Innovation in business contexts is ultimately about the adoption of an invention. A lot of technology driven innovations fail because they never meet a social need. As Bruce Nussbaum said in his article in Business Week: “Innovation is about social applications of inventions, not about the inventions themselves.” During the fifth EuroIA conference in Copenhagen James Kalbach gave a very interesting presentation on ‘Human Factors in innovation”. In his talk, he convincingly argues that the adoption of an invention is related to a large number of ‘human factors’.
So how can you ensure that your new idea is taken up by the public? The answer is actually straightforward: by tying innovation to human behavior. This is done by studying how users currently use the products and services. From this, you can derive insights how to make new products and services, or improve the existing one.

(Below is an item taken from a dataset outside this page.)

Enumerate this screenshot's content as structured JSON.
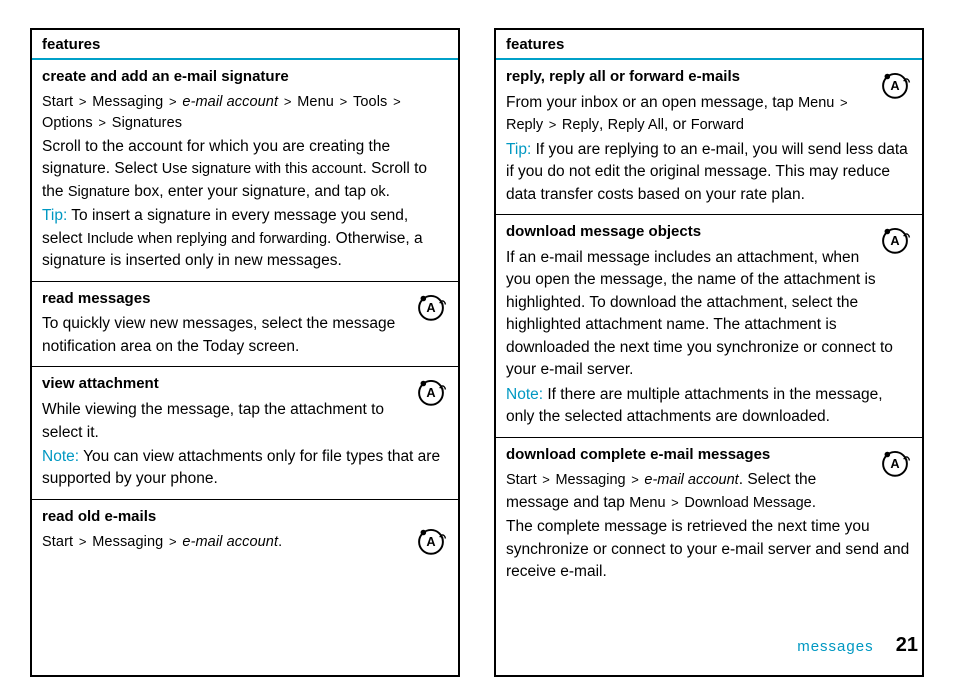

If you find the presentation of James Kalbach interesting, you might also want to look at what Jared Spool has to say on this topic. Or listen to Richard Branson in this video on innovation: "it doesn’t cost anything to listen”.